Items from a data source:
○ ○ ○ ○ ○ ○ ○
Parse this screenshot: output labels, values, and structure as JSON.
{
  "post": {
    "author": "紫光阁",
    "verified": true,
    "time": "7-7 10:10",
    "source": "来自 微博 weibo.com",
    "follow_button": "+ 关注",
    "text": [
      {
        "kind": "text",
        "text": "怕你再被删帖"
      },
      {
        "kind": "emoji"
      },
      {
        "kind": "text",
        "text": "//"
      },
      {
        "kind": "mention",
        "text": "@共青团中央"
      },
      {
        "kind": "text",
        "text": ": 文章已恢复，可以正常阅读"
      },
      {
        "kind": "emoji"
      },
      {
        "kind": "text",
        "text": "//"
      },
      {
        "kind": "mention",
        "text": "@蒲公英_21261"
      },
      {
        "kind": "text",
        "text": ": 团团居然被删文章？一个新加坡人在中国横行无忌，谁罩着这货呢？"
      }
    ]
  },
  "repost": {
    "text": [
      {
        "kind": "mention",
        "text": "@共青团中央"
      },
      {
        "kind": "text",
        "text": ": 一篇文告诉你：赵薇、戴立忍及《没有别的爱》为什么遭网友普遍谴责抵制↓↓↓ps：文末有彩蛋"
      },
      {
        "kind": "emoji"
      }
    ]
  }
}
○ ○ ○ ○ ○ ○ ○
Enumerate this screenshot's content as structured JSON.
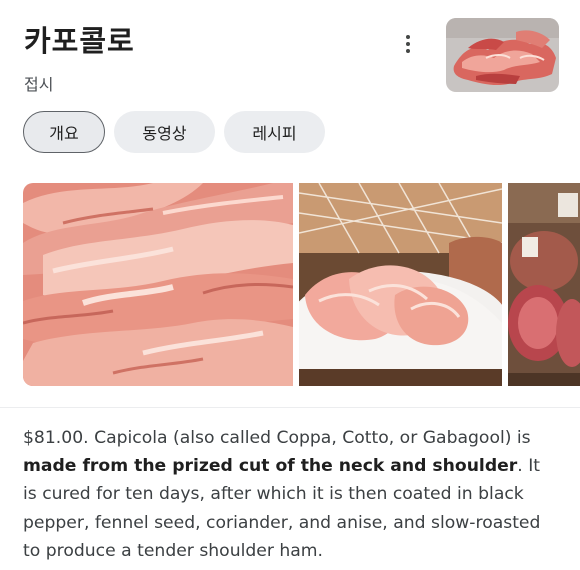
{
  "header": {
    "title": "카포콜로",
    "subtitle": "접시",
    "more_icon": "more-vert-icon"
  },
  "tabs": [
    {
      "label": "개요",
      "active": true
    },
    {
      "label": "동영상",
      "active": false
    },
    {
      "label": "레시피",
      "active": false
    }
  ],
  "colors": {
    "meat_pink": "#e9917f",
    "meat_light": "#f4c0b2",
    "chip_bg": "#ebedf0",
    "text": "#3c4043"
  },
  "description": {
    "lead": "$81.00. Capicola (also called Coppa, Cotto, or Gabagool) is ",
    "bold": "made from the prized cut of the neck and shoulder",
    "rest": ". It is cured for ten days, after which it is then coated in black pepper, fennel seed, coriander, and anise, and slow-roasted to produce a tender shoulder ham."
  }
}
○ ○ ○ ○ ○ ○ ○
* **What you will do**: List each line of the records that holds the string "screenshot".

* **Written answer**:
Parse this screenshot: output labels, values, and structure as JSON.
Enumerate this screenshot's content as structured JSON.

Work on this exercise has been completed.